**ABOUT THIS TASK**. Every entry below should be printed again exactly as it reads.

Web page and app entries
━━━

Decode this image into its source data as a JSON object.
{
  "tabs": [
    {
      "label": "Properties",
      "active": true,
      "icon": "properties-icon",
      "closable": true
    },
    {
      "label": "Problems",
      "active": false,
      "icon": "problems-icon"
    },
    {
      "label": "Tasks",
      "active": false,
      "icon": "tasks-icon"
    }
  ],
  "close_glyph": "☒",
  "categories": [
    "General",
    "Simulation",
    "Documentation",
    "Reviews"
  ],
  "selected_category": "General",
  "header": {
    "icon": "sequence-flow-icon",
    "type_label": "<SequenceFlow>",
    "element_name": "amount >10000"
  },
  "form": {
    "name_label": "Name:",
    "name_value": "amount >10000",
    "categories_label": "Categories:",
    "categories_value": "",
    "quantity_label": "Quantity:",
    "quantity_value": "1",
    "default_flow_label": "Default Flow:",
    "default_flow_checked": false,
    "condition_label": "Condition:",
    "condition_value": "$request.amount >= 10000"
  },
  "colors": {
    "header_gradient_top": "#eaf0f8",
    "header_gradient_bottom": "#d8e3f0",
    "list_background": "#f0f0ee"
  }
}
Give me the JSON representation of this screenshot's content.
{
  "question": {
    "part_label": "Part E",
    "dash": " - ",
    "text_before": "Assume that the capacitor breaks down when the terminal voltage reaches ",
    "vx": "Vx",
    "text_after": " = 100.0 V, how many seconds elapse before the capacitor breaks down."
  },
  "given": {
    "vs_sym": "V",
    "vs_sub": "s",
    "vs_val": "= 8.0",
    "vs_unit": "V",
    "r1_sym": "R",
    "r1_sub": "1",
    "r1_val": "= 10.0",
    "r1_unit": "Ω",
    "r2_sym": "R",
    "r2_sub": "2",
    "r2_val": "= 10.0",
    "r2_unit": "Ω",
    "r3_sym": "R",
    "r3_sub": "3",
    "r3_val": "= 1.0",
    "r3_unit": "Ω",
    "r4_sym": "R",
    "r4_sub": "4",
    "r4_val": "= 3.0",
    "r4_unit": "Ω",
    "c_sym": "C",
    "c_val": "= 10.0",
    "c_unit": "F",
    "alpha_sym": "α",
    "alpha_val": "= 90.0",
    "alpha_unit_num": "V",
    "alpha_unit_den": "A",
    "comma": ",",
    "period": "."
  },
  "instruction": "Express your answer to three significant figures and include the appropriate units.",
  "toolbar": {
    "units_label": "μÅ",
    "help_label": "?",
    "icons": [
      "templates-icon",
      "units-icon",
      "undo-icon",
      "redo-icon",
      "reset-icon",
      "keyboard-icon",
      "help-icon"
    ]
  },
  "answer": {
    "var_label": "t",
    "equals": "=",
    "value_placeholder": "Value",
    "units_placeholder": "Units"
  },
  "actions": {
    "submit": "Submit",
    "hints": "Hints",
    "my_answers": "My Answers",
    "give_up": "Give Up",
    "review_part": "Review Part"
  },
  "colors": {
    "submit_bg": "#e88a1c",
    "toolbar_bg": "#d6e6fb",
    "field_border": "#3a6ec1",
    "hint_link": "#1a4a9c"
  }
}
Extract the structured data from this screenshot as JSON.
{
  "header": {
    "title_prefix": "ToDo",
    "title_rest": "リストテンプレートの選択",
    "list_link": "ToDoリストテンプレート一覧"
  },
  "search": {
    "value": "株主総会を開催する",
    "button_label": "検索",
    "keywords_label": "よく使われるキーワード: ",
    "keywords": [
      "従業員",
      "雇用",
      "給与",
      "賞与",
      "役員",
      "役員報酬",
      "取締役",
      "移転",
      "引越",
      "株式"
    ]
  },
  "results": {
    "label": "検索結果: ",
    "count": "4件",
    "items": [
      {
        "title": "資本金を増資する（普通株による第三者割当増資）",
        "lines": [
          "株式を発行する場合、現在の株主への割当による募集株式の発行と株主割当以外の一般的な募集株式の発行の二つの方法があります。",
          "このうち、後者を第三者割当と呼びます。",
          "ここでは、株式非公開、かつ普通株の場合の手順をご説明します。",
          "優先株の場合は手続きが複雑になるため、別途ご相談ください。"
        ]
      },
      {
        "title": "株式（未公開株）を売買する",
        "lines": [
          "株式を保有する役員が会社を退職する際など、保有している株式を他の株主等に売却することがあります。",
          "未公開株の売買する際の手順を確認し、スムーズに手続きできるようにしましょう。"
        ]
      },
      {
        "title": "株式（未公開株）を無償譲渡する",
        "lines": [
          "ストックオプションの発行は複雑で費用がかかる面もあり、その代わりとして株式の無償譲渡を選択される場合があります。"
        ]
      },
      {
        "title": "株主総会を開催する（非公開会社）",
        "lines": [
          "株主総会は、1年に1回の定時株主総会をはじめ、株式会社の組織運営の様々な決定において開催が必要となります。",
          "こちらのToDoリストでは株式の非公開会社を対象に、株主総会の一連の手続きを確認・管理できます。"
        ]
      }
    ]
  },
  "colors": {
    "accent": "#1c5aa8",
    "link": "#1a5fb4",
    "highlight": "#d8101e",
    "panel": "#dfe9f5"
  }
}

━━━

**EXPECTED OUTPUT**.
Decode this image into its source data as a JSON object.
{
  "tabs": [
    {
      "label": "Properties",
      "active": true,
      "icon": "properties-icon",
      "closable": true
    },
    {
      "label": "Problems",
      "active": false,
      "icon": "problems-icon"
    },
    {
      "label": "Tasks",
      "active": false,
      "icon": "tasks-icon"
    }
  ],
  "close_glyph": "☒",
  "categories": [
    "General",
    "Simulation",
    "Documentation",
    "Reviews"
  ],
  "selected_category": "General",
  "header": {
    "icon": "sequence-flow-icon",
    "type_label": "<SequenceFlow>",
    "element_name": "amount >10000"
  },
  "form": {
    "name_label": "Name:",
    "name_value": "amount >10000",
    "categories_label": "Categories:",
    "categories_value": "",
    "quantity_label": "Quantity:",
    "quantity_value": "1",
    "default_flow_label": "Default Flow:",
    "default_flow_checked": false,
    "condition_label": "Condition:",
    "condition_value": "$request.amount >= 10000"
  },
  "colors": {
    "header_gradient_top": "#eaf0f8",
    "header_gradient_bottom": "#d8e3f0",
    "list_background": "#f0f0ee"
  }
}
Give me the JSON representation of this screenshot's content.
{
  "question": {
    "part_label": "Part E",
    "dash": " - ",
    "text_before": "Assume that the capacitor breaks down when the terminal voltage reaches ",
    "vx": "Vx",
    "text_after": " = 100.0 V, how many seconds elapse before the capacitor breaks down."
  },
  "given": {
    "vs_sym": "V",
    "vs_sub": "s",
    "vs_val": "= 8.0",
    "vs_unit": "V",
    "r1_sym": "R",
    "r1_sub": "1",
    "r1_val": "= 10.0",
    "r1_unit": "Ω",
    "r2_sym": "R",
    "r2_sub": "2",
    "r2_val": "= 10.0",
    "r2_unit": "Ω",
    "r3_sym": "R",
    "r3_sub": "3",
    "r3_val": "= 1.0",
    "r3_unit": "Ω",
    "r4_sym": "R",
    "r4_sub": "4",
    "r4_val": "= 3.0",
    "r4_unit": "Ω",
    "c_sym": "C",
    "c_val": "= 10.0",
    "c_unit": "F",
    "alpha_sym": "α",
    "alpha_val": "= 90.0",
    "alpha_unit_num": "V",
    "alpha_unit_den": "A",
    "comma": ",",
    "period": "."
  },
  "instruction": "Express your answer to three significant figures and include the appropriate units.",
  "toolbar": {
    "units_label": "μÅ",
    "help_label": "?",
    "icons": [
      "templates-icon",
      "units-icon",
      "undo-icon",
      "redo-icon",
      "reset-icon",
      "keyboard-icon",
      "help-icon"
    ]
  },
  "answer": {
    "var_label": "t",
    "equals": "=",
    "value_placeholder": "Value",
    "units_placeholder": "Units"
  },
  "actions": {
    "submit": "Submit",
    "hints": "Hints",
    "my_answers": "My Answers",
    "give_up": "Give Up",
    "review_part": "Review Part"
  },
  "colors": {
    "submit_bg": "#e88a1c",
    "toolbar_bg": "#d6e6fb",
    "field_border": "#3a6ec1",
    "hint_link": "#1a4a9c"
  }
}
Extract the structured data from this screenshot as JSON.
{
  "header": {
    "title_prefix": "ToDo",
    "title_rest": "リストテンプレートの選択",
    "list_link": "ToDoリストテンプレート一覧"
  },
  "search": {
    "value": "株主総会を開催する",
    "button_label": "検索",
    "keywords_label": "よく使われるキーワード: ",
    "keywords": [
      "従業員",
      "雇用",
      "給与",
      "賞与",
      "役員",
      "役員報酬",
      "取締役",
      "移転",
      "引越",
      "株式"
    ]
  },
  "results": {
    "label": "検索結果: ",
    "count": "4件",
    "items": [
      {
        "title": "資本金を増資する（普通株による第三者割当増資）",
        "lines": [
          "株式を発行する場合、現在の株主への割当による募集株式の発行と株主割当以外の一般的な募集株式の発行の二つの方法があります。",
          "このうち、後者を第三者割当と呼びます。",
          "ここでは、株式非公開、かつ普通株の場合の手順をご説明します。",
          "優先株の場合は手続きが複雑になるため、別途ご相談ください。"
        ]
      },
      {
        "title": "株式（未公開株）を売買する",
        "lines": [
          "株式を保有する役員が会社を退職する際など、保有している株式を他の株主等に売却することがあります。",
          "未公開株の売買する際の手順を確認し、スムーズに手続きできるようにしましょう。"
        ]
      },
      {
        "title": "株式（未公開株）を無償譲渡する",
        "lines": [
          "ストックオプションの発行は複雑で費用がかかる面もあり、その代わりとして株式の無償譲渡を選択される場合があります。"
        ]
      },
      {
        "title": "株主総会を開催する（非公開会社）",
        "lines": [
          "株主総会は、1年に1回の定時株主総会をはじめ、株式会社の組織運営の様々な決定において開催が必要となります。",
          "こちらのToDoリストでは株式の非公開会社を対象に、株主総会の一連の手続きを確認・管理できます。"
        ]
      }
    ]
  },
  "colors": {
    "accent": "#1c5aa8",
    "link": "#1a5fb4",
    "highlight": "#d8101e",
    "panel": "#dfe9f5"
  }
}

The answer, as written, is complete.